The gastrointestinal tract (GIT) performs not only digestive but also immune function, in particular, participates in the implementation of protective reactions of the body against pathogenic, conditionally pathogenic microorganisms and many inorganic substances. Therefore, it is essential to keep the intestines healthy, and the body’s immune system will be much stronger in this case.
The epithelium of the gastrointestinal tract delimits the tissues of the macroorganism from a huge number of living antigens and nonliving antigens, substances that carry signs of foreign genetic information. Oral exposure to an antigen (including microbes and their toxins) usually creates, on the one hand, local mucous IgA protection (secretory immunity) and a cell-mediated reaction, but, on the other hand, systemic tolerance or hyporeactivity, the suppression of subsequent production of antigen-specific antibodies of classes G and M and the development of cell-mediated immune system. Concerning pathogenic and conditionally pathogenic microorganisms, the local immune system of the intestine must show adequate protective properties, and concerning normal flora, at least tolerance, and at best, actively participate in the processes of adhesion, survival and reproduction of representatives of normal flora. The intestines and the body’s immune system are tightly interconnected.
Specific immune mechanisms are produced by the intestines to protect against potentially dangerous microorganisms throughout human life. Undifferentiated lymphocytes, which produce mostly secretory IgA or IgM antibodies, are present in the mucosal layer or Peyer’s patches. Stimulation of B-and T-lymphocytes in the presence of a foreign antigen occurs after their release from the mesenteric nodes into the thoracic duct, bloodstream and return to the intestine, where they also accumulate in the mucosal layer. Activated cells produce specific antibodies of classes IgA and IgM, which are secreted on the surface of the mucous membrane 48 days after stimulation. Immunoglobulins form complexes with antigens, neutralise toxins, prevent contact of microorganisms with target cells of the macroorganism, and promote the rapid removal of microorganisms from the gastrointestinal tract due to agglutination.

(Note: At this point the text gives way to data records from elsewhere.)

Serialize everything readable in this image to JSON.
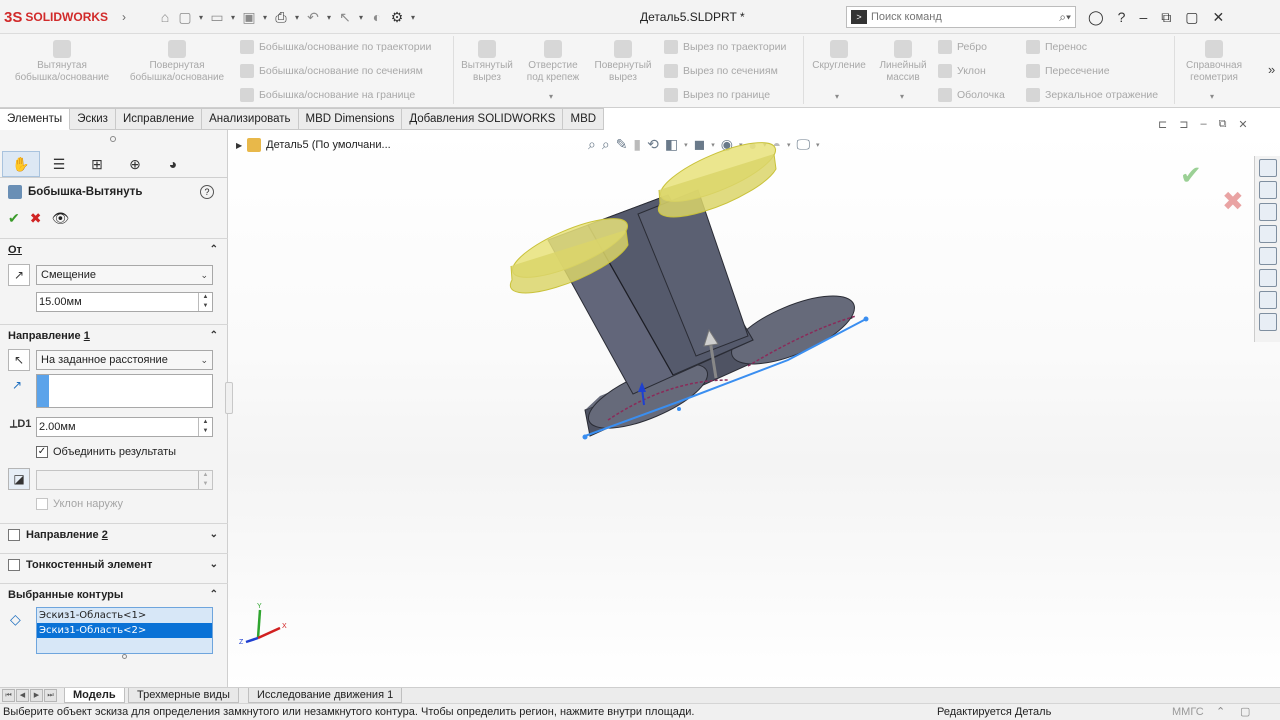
{
  "app": {
    "logo_text": "SOLIDWORKS",
    "logo_mark": "3S",
    "document_title": "Деталь5.SLDPRT *"
  },
  "search": {
    "placeholder": "Поиск команд"
  },
  "ribbon": {
    "big_buttons": [
      {
        "line1": "Вытянутая",
        "line2": "бобышка/основание"
      },
      {
        "line1": "Повернутая",
        "line2": "бобышка/основание"
      },
      {
        "line1": "Вытянутый",
        "line2": "вырез"
      },
      {
        "line1": "Отверстие",
        "line2": "под крепеж"
      },
      {
        "line1": "Повернутый",
        "line2": "вырез"
      },
      {
        "line1": "Скругление",
        "line2": ""
      },
      {
        "line1": "Линейный",
        "line2": "массив"
      },
      {
        "line1": "Справочная",
        "line2": "геометрия"
      }
    ],
    "boss_small": [
      "Бобышка/основание по траектории",
      "Бобышка/основание по сечениям",
      "Бобышка/основание на границе"
    ],
    "cut_small": [
      "Вырез по траектории",
      "Вырез по сечениям",
      "Вырез по границе"
    ],
    "features_small_a": [
      "Ребро",
      "Уклон",
      "Оболочка"
    ],
    "features_small_b": [
      "Перенос",
      "Пересечение",
      "Зеркальное отражение"
    ]
  },
  "tabs": [
    {
      "label": "Элементы",
      "active": true
    },
    {
      "label": "Эскиз"
    },
    {
      "label": "Исправление"
    },
    {
      "label": "Анализировать"
    },
    {
      "label": "MBD Dimensions"
    },
    {
      "label": "Добавления SOLIDWORKS"
    },
    {
      "label": "MBD"
    }
  ],
  "panel": {
    "feature_title": "Бобышка-Вытянуть",
    "from_section": {
      "title": "От",
      "start_condition": "Смещение",
      "offset_value": "15.00мм"
    },
    "direction1": {
      "title": "Направление",
      "title_num": "1",
      "end_condition": "На заданное расстояние",
      "depth_value": "2.00мм",
      "merge_label": "Объединить результаты",
      "merge_checked": true,
      "draft_label": "Уклон наружу"
    },
    "direction2": {
      "title": "Направление",
      "title_num": "2"
    },
    "thin_feature": {
      "title": "Тонкостенный элемент"
    },
    "selected_contours": {
      "title": "Выбранные контуры",
      "items": [
        "Эскиз1-Область<1>",
        "Эскиз1-Область<2>"
      ]
    }
  },
  "viewport": {
    "tree_label": "Деталь5  (По умолчани...",
    "triad_labels": {
      "x": "X",
      "y": "Y",
      "z": "Z"
    }
  },
  "bottom_tabs": [
    {
      "label": "Модель",
      "active": true
    },
    {
      "label": "Трехмерные виды"
    },
    {
      "label": "Исследование движения 1"
    }
  ],
  "status": {
    "message": "Выберите объект эскиза для определения замкнутого или незамкнутого контура. Чтобы определить регион, нажмите внутри площади.",
    "mode": "Редактируется Деталь",
    "units": "ММГС"
  },
  "colors": {
    "brand_red": "#d12a2a",
    "accept_green": "#3a9b2a",
    "cancel_red": "#d02424",
    "selection_blue": "#0a72d6",
    "model_gray": "#5e6272",
    "preview_yellow": "#e8e27a"
  }
}
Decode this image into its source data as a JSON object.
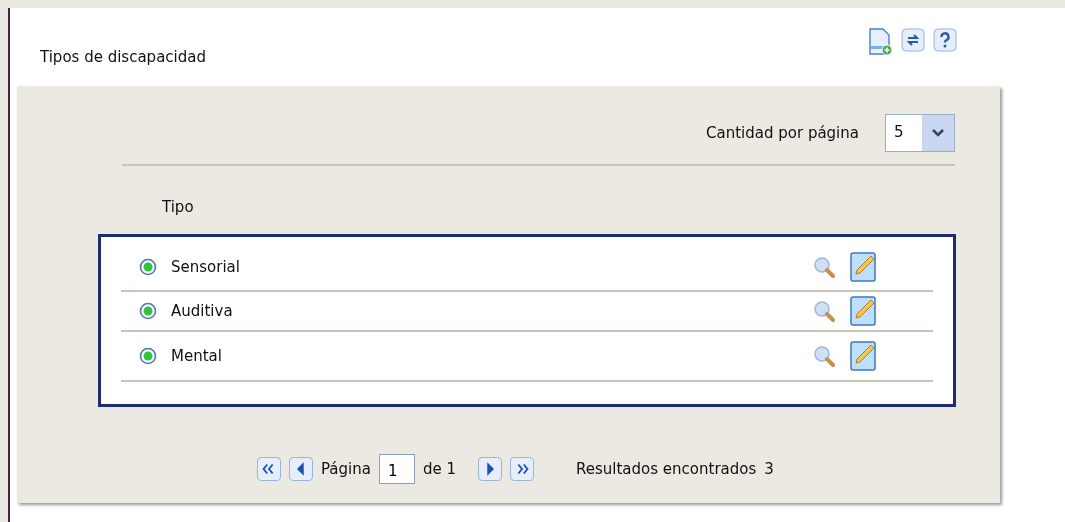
{
  "title": "Tipos de discapacidad",
  "toolbar": [
    {
      "kind": "new"
    },
    {
      "kind": "refresh"
    },
    {
      "kind": "help"
    }
  ],
  "page_size": {
    "label": "Cantidad por página",
    "value": "5"
  },
  "table": {
    "columns": [
      "Tipo"
    ],
    "rows": [
      {
        "name": "Sensorial",
        "active": true
      },
      {
        "name": "Auditiva",
        "active": true
      },
      {
        "name": "Mental",
        "active": true
      }
    ]
  },
  "pagination": {
    "label": "Página",
    "page": "1",
    "of": "de 1",
    "results_label": "Resultados encontrados",
    "results": "3"
  }
}
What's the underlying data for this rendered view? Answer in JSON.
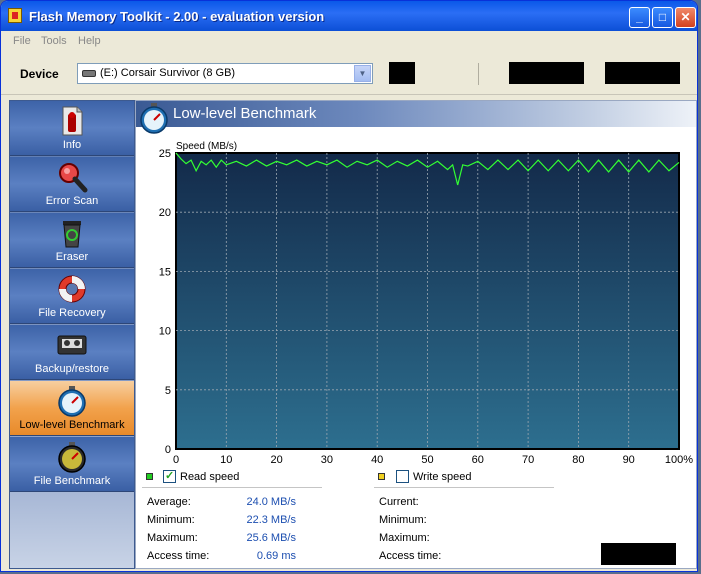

The primary function of intestinal antibodies is immune rejection at the mucosal surface. Such a relationship as the intestine with the body’s immune system is vital for humans.
The most important property of the local intestinal immune system is the phenomenon of lymphocyte recycling. Peyer’s patches lymphocytes, sensitised by antigens, both food and infectious, migrate to the mesenteric lymph nodes, and from there through the lymphatic vessels through the thoracic duct and circulatory system are sent to their own layer of the intestinal mucosa, mainly as IgA secreting cells. This mechanism ensures the formation of lymphocyte clones and the formation of specific antibodies in the mucous membrane areas remote from the source of primary sensitisation. Native immunoglobulin molecules, as well as active Fc and F (ab ) 2 fragments, participate in the sensitisation of plasma cells with the subsequent cloning of lymphocytes that produce antibodies with specific properties similar to those that played the role of a matrix.
Cellular immunity of the intestine, in contrast to the system of antibodies secreted by it, has not been studied enough. It is known that systemic cellular immune responses are rarely detected after oral exposure to antigens. It is evident that cellular immunity reactions do not develop in the intestinal mucosa, when healthy people receive harmless antigens, for example, normal flora antigens.